The Coming World: Ecology as the New Politics 2030–2100 references two speculative predictions about the future taken from science and science fiction, and which are no longer considered accurate: the depletion of oil that will put an end to the fossil fuel era by 2030 and the colonization of other planets by humans, who will achieve immortality by 2100.
What are the different perspectives on this speculative period today? Garage has invited three contemporary thinkers specializing in timelines—the history of predictions—and utopias to share their ideas of what awaits us from 2030 to 2100.
Romanian artist Lia Perjovschi (b.1961, Sibiu, Romania) has made chronology her medium. Based on a variety of sources, she composes timelines of various lengths and themes: from anti-art to culture, from the age of the dinosaurs until today. Meticulously picking out forgotten people, discoveries, and inventions from the informational landfill of today, she writes alternative timelines that challenge official histories. In these three graphic compositions, she warps the future into a swirl and then stretches it out into a line, confirming that predictions can never be completely accurate and showing how future disasters are rooted in the past, something which makes the present moment almost impossible to pinpoint.
American philosopher and writer Ben Woodard’s (b.1984, Tucson, USA) timeline presents the decades to come with laconic and straightforward descriptions, as if reading headlines from a future newspaper. A world of scarce resources distributed by force, of digital movements and planetary colonizations, begins to unravel. It starts with allies the UK, USA, and Russia closing their borders and annexing foreign oil and coal reserves. By 2040, the world is immersed in the Virtual Apocalypse, triggered by the Digital Separatists (DS) who choose to “emigrate” to the virtual world rather than living in physical reality, or volunteer to join sleeper ships bound for Mars. The next few decades are characterized by China’s technological innovations, debt wars with Eastern Europe and South Asia, rising temperatures and water levels, a rebellion of artificial insects, and the invention of shared consciousness on Mars.

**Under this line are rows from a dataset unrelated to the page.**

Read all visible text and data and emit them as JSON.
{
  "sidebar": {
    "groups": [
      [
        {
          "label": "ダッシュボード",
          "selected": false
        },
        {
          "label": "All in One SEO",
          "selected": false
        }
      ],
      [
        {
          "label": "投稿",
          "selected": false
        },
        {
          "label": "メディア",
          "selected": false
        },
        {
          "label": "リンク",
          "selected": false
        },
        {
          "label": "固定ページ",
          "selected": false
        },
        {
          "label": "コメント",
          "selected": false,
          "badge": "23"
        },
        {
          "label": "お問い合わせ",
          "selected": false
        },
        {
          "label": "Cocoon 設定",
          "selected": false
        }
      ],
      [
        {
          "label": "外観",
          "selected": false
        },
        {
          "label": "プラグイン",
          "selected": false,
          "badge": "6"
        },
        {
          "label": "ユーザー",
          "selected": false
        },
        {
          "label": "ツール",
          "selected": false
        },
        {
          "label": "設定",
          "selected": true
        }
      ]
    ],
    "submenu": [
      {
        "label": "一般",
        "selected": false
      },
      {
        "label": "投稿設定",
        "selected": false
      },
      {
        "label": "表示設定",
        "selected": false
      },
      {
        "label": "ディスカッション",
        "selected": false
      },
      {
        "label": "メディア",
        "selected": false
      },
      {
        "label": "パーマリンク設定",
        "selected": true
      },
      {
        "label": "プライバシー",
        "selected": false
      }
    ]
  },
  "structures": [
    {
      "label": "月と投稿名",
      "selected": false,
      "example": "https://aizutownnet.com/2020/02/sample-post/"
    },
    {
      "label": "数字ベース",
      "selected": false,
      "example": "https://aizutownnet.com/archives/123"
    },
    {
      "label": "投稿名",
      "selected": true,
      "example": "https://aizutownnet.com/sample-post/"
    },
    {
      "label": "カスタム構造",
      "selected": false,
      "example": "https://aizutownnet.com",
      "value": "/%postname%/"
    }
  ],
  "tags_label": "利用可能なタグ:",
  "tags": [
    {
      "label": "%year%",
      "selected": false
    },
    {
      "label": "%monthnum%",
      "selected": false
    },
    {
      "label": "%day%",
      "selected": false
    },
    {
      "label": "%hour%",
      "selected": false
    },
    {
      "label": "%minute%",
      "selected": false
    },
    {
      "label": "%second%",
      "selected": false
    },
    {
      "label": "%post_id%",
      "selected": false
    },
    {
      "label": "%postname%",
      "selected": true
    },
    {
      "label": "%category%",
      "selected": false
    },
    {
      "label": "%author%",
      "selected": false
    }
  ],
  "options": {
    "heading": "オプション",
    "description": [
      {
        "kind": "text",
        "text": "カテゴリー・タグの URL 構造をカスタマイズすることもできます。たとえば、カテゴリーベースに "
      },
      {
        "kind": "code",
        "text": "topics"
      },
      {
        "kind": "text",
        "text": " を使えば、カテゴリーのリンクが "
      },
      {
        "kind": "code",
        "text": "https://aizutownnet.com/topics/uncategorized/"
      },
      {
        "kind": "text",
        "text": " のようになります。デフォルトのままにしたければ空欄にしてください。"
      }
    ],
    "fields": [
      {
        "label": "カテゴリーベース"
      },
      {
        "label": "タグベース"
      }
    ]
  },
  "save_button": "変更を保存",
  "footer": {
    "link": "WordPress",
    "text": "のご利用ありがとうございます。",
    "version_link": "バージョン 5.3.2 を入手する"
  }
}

Professor of Cultural History Helge Jordheim (b.1971, Drammen, Norway) and Senior Researcher Bodhisattva Chattopadhyay, both of whom work at the University of Oslo, Norway and are members of the Lifetimes research group, propose a short science fiction story of a sort. Moving away from a conventional or linear version of a timeline, they present a narrative composed of texts within texts where the reader can discern various futures spread between excerpts from existing books and novels, and their own writing. Thus, we perceive not one but multiple worldviews and outcomes: audacious, vivid, scary, imaginative, continuously interlacing, and never quite reassuring. Unless… “it didn’t happen that way at all.”